Sunday, May 7, 2017


In the history of the world literature, many essays have been written on the purposes of marriage in our society. Some of the rationales include that it is the will of God, that it provides the couples fellowship, companionship, mutual help and comfort, that it is an expression of love, and is based on a commitment to share life's joys and sorrows. The biblical rationale for marriage is expressed in Gen. 2:18: "it is not good for man to be alone; I [God] will make a fitting helper for him." The Rabbis add, "he who has no wife is without goodness, without a helpmate, without joy without blessing and without atonement" (Gen. R. 17:2). 

Recently, I have been perusing through a classic commentary on the Pentateuch, written in the 18th century by Rabbi Jacob Culli of Turkey, which reflects the thinking of his time. The text was composed in Ladino, the Judeo-Spanish spoken by Jews who were expelled from Spain in 1492, and who lived in different parts of the Ottoman Empire . Commenting on the Genesis text above, "it is not good for  man to be alone," the author identifies four reasons for marriage that are charming and unique.

First of all, he stated that whoever refuses to marry remains without blessings, and that the ideal age of marriage is 18 but that it is better at the age of 13, however not before. And woe to him who marries only for money (p.150/1). 

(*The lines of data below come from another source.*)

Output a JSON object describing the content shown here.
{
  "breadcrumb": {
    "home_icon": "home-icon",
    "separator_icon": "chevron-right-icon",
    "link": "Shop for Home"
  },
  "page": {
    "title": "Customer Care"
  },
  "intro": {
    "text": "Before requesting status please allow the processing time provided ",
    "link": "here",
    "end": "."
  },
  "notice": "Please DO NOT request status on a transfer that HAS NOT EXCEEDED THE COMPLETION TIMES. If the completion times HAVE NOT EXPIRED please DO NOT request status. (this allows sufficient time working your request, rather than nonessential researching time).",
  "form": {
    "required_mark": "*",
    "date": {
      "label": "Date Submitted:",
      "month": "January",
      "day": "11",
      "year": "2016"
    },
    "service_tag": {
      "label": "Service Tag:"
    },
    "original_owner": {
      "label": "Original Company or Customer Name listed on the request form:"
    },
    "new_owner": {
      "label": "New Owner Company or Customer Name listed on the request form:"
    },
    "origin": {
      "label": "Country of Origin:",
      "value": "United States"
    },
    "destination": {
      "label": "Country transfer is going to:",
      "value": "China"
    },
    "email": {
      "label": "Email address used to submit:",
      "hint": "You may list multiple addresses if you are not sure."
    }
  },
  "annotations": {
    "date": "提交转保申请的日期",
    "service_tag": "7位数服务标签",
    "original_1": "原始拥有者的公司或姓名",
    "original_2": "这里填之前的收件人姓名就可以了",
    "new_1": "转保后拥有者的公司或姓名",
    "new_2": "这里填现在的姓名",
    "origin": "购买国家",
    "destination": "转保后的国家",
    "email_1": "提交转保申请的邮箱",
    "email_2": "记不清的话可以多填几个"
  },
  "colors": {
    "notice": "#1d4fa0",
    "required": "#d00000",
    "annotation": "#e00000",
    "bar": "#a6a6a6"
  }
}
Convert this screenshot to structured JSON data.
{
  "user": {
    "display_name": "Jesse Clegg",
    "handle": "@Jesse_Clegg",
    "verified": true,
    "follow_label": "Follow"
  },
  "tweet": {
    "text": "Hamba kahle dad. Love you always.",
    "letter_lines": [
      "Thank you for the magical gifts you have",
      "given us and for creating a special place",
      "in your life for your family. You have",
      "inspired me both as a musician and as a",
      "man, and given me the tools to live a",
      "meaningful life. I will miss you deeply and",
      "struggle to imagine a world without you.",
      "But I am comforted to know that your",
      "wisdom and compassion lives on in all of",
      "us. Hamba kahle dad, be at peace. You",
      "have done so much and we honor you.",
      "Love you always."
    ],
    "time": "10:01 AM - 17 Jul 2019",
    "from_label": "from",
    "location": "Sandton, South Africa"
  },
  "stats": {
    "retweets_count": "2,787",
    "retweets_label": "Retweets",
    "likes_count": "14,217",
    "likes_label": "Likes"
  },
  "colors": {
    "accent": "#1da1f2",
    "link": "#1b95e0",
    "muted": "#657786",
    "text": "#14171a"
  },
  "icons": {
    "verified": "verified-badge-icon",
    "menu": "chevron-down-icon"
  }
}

The main benefits of marriage for men are: (I am translating the most important parts of the discussion):
1. God will take care of them, because of the friendship, peace and love that exist between the husband and wife.

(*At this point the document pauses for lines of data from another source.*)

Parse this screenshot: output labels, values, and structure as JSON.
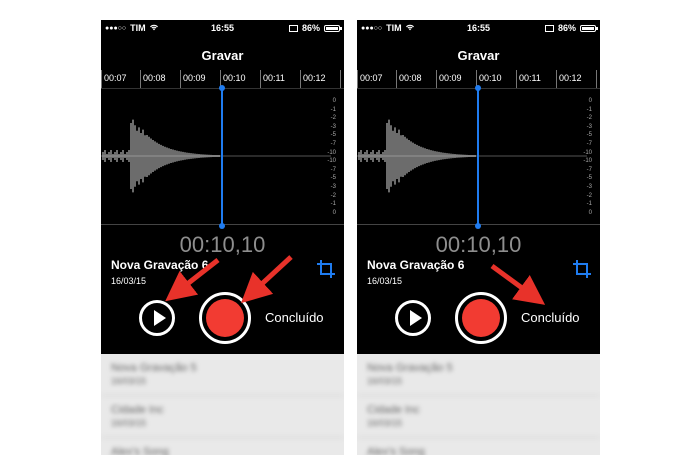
{
  "phones": [
    {
      "status": {
        "carrier": "TIM",
        "time": "16:55",
        "battery": "86%",
        "battery_level": 0.86
      },
      "title": "Gravar",
      "timeline_labels": [
        "00:07",
        "00:08",
        "00:09",
        "00:10",
        "00:11",
        "00:12"
      ],
      "db_scale": [
        "0",
        "-1",
        "-2",
        "-3",
        "-5",
        "-7",
        "-10",
        "-10",
        "-7",
        "-5",
        "-3",
        "-2",
        "-1",
        "0"
      ],
      "elapsed": "00:10,10",
      "recording": {
        "name": "Nova Gravação 6",
        "date": "16/03/15"
      },
      "done_label": "Concluído",
      "list": [
        {
          "name": "Nova Gravação 5",
          "meta": "16/03/15"
        },
        {
          "name": "Cidade Inc",
          "meta": "16/03/15"
        },
        {
          "name": "Alex's Song",
          "meta": ""
        }
      ]
    },
    {
      "status": {
        "carrier": "TIM",
        "time": "16:55",
        "battery": "86%",
        "battery_level": 0.86
      },
      "title": "Gravar",
      "timeline_labels": [
        "00:07",
        "00:08",
        "00:09",
        "00:10",
        "00:11",
        "00:12"
      ],
      "db_scale": [
        "0",
        "-1",
        "-2",
        "-3",
        "-5",
        "-7",
        "-10",
        "-10",
        "-7",
        "-5",
        "-3",
        "-2",
        "-1",
        "0"
      ],
      "elapsed": "00:10,10",
      "recording": {
        "name": "Nova Gravação 6",
        "date": "16/03/15"
      },
      "done_label": "Concluído",
      "list": [
        {
          "name": "Nova Gravação 5",
          "meta": "16/03/15"
        },
        {
          "name": "Cidade Inc",
          "meta": "16/03/15"
        },
        {
          "name": "Alex's Song",
          "meta": ""
        }
      ]
    }
  ],
  "colors": {
    "accent_blue": "#1f7cf0",
    "record_red": "#f23b32",
    "annotation_red": "#e8322a"
  },
  "icons": {
    "crop": "crop-icon",
    "play": "play-icon",
    "record": "record-icon",
    "wifi": "wifi-icon",
    "airplay": "airplay-icon"
  }
}
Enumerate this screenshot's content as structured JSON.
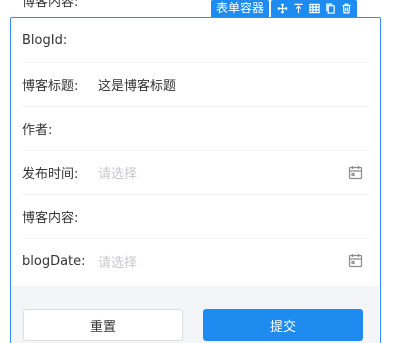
{
  "peek_label": "博客内容:",
  "toolbar": {
    "title": "表单容器",
    "actions": [
      {
        "icon": "move-icon"
      },
      {
        "icon": "align-top-icon"
      },
      {
        "icon": "grid-icon"
      },
      {
        "icon": "copy-icon"
      },
      {
        "icon": "trash-icon"
      }
    ]
  },
  "form": {
    "rows": [
      {
        "label": "BlogId:",
        "value": ""
      },
      {
        "label": "博客标题:",
        "value": "这是博客标题"
      },
      {
        "label": "作者:",
        "value": ""
      },
      {
        "label": "发布时间:",
        "placeholder": "请选择",
        "icon": "calendar-icon"
      },
      {
        "label": "博客内容:",
        "value": ""
      },
      {
        "label": "blogDate:",
        "placeholder": "请选择",
        "icon": "calendar-icon"
      }
    ]
  },
  "buttons": {
    "reset": "重置",
    "submit": "提交"
  },
  "colors": {
    "primary": "#1e8bf0",
    "border": "#2e8ff0",
    "placeholder": "#c8c9cc",
    "background_gray": "#f4f5f7"
  }
}
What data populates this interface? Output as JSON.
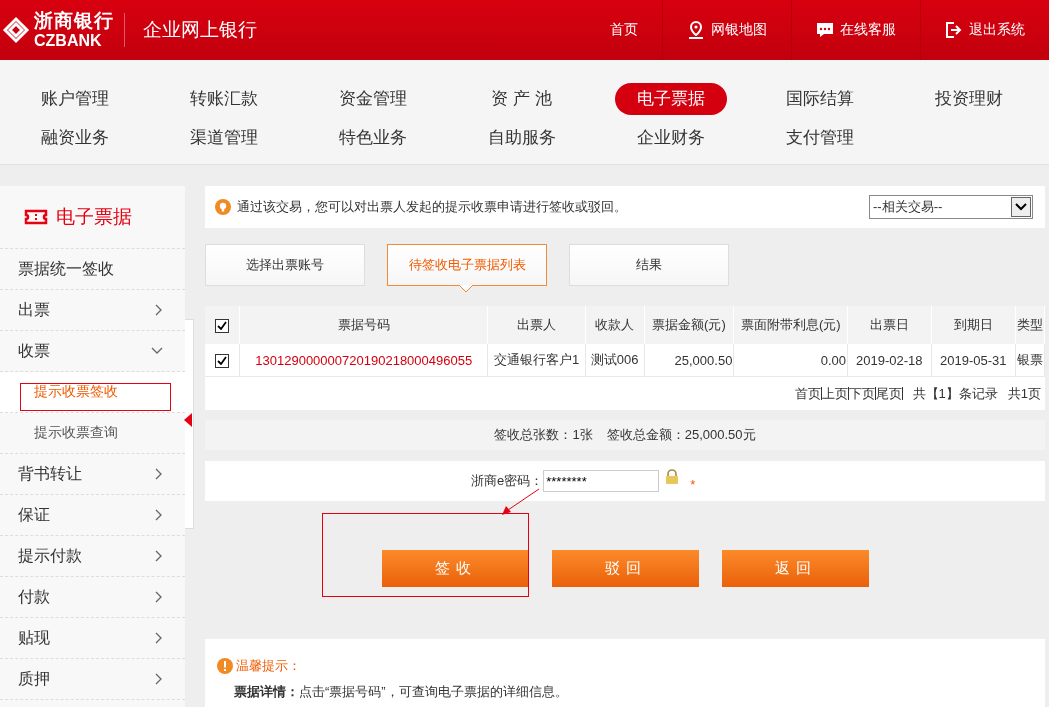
{
  "header": {
    "logo_cn": "浙商银行",
    "logo_en": "CZBANK",
    "title": "企业网上银行",
    "links": [
      {
        "label": "首页",
        "kind": "plain"
      },
      {
        "label": "网银地图",
        "kind": "map"
      },
      {
        "label": "在线客服",
        "kind": "chat"
      },
      {
        "label": "退出系统",
        "kind": "exit"
      }
    ]
  },
  "nav": {
    "items": [
      {
        "label": "账户管理",
        "selected": false
      },
      {
        "label": "转账汇款",
        "selected": false
      },
      {
        "label": "资金管理",
        "selected": false
      },
      {
        "label": "资 产 池",
        "selected": false
      },
      {
        "label": "电子票据",
        "selected": true
      },
      {
        "label": "国际结算",
        "selected": false
      },
      {
        "label": "投资理财",
        "selected": false
      },
      {
        "label": "融资业务",
        "selected": false
      },
      {
        "label": "渠道管理",
        "selected": false
      },
      {
        "label": "特色业务",
        "selected": false
      },
      {
        "label": "自助服务",
        "selected": false
      },
      {
        "label": "企业财务",
        "selected": false
      },
      {
        "label": "支付管理",
        "selected": false
      }
    ]
  },
  "sidebar": {
    "title": "电子票据",
    "items": [
      {
        "label": "票据统一签收",
        "kind": "link"
      },
      {
        "label": "出票",
        "kind": "group",
        "expanded": false
      },
      {
        "label": "收票",
        "kind": "group",
        "expanded": true,
        "children": [
          {
            "label": "提示收票签收",
            "selected": true
          },
          {
            "label": "提示收票查询",
            "selected": false
          }
        ]
      },
      {
        "label": "背书转让",
        "kind": "group",
        "expanded": false
      },
      {
        "label": "保证",
        "kind": "group",
        "expanded": false
      },
      {
        "label": "提示付款",
        "kind": "group",
        "expanded": false
      },
      {
        "label": "付款",
        "kind": "group",
        "expanded": false
      },
      {
        "label": "贴现",
        "kind": "group",
        "expanded": false
      },
      {
        "label": "质押",
        "kind": "group",
        "expanded": false
      }
    ]
  },
  "notice": {
    "text": "通过该交易，您可以对出票人发起的提示收票申请进行签收或驳回。",
    "related_select": "--相关交易--"
  },
  "steps": [
    {
      "label": "选择出票账号",
      "selected": false
    },
    {
      "label": "待签收电子票据列表",
      "selected": true
    },
    {
      "label": "结果",
      "selected": false
    }
  ],
  "table": {
    "header_checked": true,
    "columns": [
      "票据号码",
      "出票人",
      "收款人",
      "票据金额(元)",
      "票面附带利息(元)",
      "出票日",
      "到期日",
      "类型"
    ],
    "rows": [
      {
        "checked": true,
        "cells": [
          "130129000000720190218000496055",
          "交通银行客户1",
          "测试006",
          "25,000.50",
          "0.00",
          "2019-02-18",
          "2019-05-31",
          "银票"
        ]
      }
    ],
    "pager": {
      "links": [
        "首页",
        "上页",
        "下页",
        "尾页"
      ],
      "records": "共【1】条记录",
      "pages": "共1页"
    }
  },
  "summary": {
    "count": "签收总张数：1张",
    "amount": "签收总金额：25,000.50元"
  },
  "password": {
    "label": "浙商e密码：",
    "value": "********",
    "required": "*"
  },
  "buttons": [
    "签收",
    "驳回",
    "返回"
  ],
  "tips": {
    "title": "温馨提示：",
    "text": "**票据详情：**点击“票据号码”，可查询电子票据的详细信息。"
  }
}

2. Because he (the husband) will have someone to take good care of the house.
3. To avoid the sin of wasting semen. (Here, he mentions the case of a certain Rabbi who remained married , even though the wife was mean to him. The Rabbi stayed married, because she helped him avoid the greatest sin of wasting semen).
4. When he comes home from the store, he will find the meal prepared on the table, so he will have time to fulfill the divine commandments and he will be able to read for about an hour before going to sleep.

For the peace and tranquility of the house, the author also recommends that "the man should play dumb when it comes to the management of the house by his wife, and he should rather pretend to be sleeping , instead of pointing out to his beloved one what is wrong by shouting or quarreling with her for every mistake she makes" (p.263). 

Obviously, most of Rabbi Culli's list  of benefits and suggestions are patriarchal in nature and do not apply to our time. However, for the sake of tranquility of the house, he is not totally mistaken when he suggests that, once in a while, the husband should state, "Whatever you say, honey!"

Rabbi Rifat Sonsino, Ph.D
May 7, 2017